The easing of Reserve Bank's home lending restrictions will make it easier for first-home buyers to secure a house, the Government has said.

But National's Housing spokeswoman Judith Collins said the changes to the loan-to-value ratio (LVR) restrictions is an acknowledgement that it's "pretty hard to get into a house".

This morning, the central bank eased LVR restrictions on both owner-occupiers and investors.

From January, banks would be allowed to lend 20 per cent (up from the current level of 15 per cent) of their new loans to owner-occupiers with a deposit of less than 20 per cent.


The Reserve Bank introduced high LVR restrictions in October 2013 to cool the property market.

Speaking to media, Reserve Bank Governor Adrian Orr said the bank was "some way away" from further changing the lending limits.

Any changes to the lending limits depended on the behaviour of the banks' level of responsibility going forward, Orr said.

Housing Minister Phil Twyford said changes to LVRs showed the Reserve Bank had acknowledged the housing market had stabilised.

He said the move to ease LVRs makes things "a little bit easier for first home buyers to get into the market".

Asked if the change would mean it would be easier for people to get into KiwiBuild homes, he said perhaps.

But he said as KiwiBuild homes were new builds they would be exempt from LVRs anyway.

Finance Minister Grant Robertson said the easing of the rules would open up opportunities for some homeowners – "particularly first-home buyers, and that's a good thing".


But Collins was not as optimistic as Twyford and Robertson.

She called the Reserve Bank's decision "interesting".

"It's an acknowledgement that it's pretty hard to get into a house, in particular to be able to afford a house, unless you have a very substantial deposit or you have the bank of mum and dad to help you."

She said easing of the LVRs was an acknowledgement that the sector is quite delicate – particular in areas of trying to get people into homes.
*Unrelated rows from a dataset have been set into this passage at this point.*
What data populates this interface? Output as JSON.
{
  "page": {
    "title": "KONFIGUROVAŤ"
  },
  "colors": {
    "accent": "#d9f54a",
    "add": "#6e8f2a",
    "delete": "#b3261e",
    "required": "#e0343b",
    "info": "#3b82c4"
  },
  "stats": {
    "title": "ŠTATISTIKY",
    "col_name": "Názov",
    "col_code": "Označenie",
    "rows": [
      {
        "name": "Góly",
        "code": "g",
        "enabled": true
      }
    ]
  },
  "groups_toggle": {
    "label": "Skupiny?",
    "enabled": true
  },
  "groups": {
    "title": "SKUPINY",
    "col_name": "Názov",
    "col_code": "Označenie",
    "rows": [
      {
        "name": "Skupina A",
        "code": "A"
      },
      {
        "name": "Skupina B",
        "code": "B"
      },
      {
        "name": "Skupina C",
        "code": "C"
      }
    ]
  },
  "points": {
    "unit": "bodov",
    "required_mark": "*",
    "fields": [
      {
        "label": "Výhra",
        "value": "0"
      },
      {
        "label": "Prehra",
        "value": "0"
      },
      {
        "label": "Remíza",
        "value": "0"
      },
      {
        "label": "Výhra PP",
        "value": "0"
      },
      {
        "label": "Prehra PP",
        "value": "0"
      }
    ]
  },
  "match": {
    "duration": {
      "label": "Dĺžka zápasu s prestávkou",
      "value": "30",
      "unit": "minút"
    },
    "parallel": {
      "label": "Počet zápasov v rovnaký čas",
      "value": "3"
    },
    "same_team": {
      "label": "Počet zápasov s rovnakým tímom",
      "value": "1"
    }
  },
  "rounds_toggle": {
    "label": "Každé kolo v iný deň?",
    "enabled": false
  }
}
Asked if she would have liked to see the Reserve Bank go further, Collins said that's a decision for the Reserve Bank.

"One of the things National Party always does is try and leave the experts to do their job."